Dak Prescott is being accused using a machine memorabilia instead of signing it by hand.
“They had a very machine-like feel,” Grad said. “You could see the starts and stops. I immediately knew they were autopen. I’ve never heard of a modern athlete doing this.”
The sporadic nature of the placement of the signature on the card is also a hint that Prescott used an autopen.
The autopen gained popularity in the late 1950’s when politicians used it to sign large amounts of documents without physically doing such. It is still used by alike today.
Per ESPN, when Panini sends card or memorabilia to be signed by an athlete, it requires the athlete to sign an affidavit stating that what it is returning is genuine.

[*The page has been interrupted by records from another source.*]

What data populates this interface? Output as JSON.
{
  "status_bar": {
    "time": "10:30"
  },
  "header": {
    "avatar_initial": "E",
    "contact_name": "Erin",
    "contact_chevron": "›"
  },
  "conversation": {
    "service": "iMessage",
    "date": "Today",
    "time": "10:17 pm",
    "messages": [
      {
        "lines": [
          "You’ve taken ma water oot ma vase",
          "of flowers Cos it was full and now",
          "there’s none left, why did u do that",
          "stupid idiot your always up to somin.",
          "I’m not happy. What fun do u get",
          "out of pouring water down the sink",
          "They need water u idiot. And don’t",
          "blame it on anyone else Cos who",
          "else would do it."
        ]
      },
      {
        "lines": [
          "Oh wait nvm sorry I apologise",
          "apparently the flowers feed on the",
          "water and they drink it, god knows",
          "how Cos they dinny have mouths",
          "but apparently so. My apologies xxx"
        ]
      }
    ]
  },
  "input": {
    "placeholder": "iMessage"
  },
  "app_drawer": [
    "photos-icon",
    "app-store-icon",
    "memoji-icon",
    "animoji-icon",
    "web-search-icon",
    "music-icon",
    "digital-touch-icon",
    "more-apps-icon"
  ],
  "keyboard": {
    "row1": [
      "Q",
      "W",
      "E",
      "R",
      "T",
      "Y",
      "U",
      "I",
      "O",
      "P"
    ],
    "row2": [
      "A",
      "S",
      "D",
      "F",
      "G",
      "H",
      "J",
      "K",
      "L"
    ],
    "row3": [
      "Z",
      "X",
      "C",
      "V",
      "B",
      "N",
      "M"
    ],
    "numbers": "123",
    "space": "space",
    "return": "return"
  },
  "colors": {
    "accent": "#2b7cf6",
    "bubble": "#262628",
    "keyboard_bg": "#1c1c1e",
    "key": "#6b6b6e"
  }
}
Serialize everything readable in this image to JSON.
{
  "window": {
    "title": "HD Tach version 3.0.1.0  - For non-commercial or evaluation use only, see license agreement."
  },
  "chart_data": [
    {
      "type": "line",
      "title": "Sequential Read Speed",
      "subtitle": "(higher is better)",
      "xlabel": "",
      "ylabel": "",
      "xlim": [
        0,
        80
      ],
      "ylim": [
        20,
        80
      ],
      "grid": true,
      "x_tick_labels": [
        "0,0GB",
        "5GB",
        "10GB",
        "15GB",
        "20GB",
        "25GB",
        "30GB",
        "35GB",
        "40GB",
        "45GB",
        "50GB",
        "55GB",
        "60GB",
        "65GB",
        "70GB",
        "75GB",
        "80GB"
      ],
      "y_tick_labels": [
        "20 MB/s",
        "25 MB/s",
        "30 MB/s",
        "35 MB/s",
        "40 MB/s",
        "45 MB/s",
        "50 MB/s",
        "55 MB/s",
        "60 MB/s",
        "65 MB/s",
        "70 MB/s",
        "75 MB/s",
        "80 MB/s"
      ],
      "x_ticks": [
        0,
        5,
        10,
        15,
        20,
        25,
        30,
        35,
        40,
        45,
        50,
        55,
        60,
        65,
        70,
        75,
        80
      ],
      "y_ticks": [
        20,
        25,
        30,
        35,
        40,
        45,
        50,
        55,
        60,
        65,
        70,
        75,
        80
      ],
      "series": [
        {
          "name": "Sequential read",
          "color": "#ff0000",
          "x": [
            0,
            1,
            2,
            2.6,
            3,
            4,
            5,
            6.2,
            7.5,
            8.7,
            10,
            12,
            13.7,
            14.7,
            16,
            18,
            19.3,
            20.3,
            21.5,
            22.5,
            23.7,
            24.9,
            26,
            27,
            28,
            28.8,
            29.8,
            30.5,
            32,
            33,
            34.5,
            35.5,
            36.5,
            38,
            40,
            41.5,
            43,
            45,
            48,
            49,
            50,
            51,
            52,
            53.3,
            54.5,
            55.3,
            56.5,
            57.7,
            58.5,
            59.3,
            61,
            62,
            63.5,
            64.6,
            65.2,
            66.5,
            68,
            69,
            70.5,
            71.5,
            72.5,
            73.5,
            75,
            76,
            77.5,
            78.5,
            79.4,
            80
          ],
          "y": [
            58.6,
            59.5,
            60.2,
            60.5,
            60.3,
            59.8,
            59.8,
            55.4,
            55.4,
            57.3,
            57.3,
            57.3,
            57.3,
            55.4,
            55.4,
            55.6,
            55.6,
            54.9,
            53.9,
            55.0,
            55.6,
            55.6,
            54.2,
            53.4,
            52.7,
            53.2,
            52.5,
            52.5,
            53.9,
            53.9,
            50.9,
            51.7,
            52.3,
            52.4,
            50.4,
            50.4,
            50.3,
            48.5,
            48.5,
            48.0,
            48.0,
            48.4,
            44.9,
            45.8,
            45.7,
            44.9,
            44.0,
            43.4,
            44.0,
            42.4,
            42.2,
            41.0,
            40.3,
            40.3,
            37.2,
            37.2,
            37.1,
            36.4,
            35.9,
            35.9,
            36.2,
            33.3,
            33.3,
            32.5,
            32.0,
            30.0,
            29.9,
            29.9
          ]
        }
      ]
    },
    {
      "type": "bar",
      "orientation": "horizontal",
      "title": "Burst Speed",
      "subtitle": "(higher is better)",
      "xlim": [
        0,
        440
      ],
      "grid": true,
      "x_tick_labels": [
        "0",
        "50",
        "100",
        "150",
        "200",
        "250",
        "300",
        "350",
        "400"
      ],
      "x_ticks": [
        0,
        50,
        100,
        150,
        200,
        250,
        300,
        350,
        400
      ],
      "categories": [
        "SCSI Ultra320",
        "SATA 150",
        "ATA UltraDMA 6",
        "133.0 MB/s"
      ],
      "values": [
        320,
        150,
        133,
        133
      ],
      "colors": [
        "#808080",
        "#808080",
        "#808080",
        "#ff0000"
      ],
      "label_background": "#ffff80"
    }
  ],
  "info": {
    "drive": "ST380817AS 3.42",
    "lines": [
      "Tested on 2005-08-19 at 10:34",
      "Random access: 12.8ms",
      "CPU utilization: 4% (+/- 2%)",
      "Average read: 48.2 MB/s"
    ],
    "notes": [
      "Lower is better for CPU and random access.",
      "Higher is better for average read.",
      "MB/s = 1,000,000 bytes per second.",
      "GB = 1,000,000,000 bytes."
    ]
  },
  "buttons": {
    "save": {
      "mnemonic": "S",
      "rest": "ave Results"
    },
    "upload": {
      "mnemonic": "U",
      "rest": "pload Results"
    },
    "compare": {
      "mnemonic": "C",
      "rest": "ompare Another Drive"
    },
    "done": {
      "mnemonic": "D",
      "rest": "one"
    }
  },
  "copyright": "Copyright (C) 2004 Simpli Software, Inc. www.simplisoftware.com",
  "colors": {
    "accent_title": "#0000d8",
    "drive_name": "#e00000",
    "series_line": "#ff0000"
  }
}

Some of the same Panini cards signed by the autopen being used by Prescott or his agent are being sold online for $339.99.
The incident marks the second time this offseason an NFC East QB was caught in a memorabilia controversy, with Eli Manning being caught passing non game-worn equipment off as game-worn.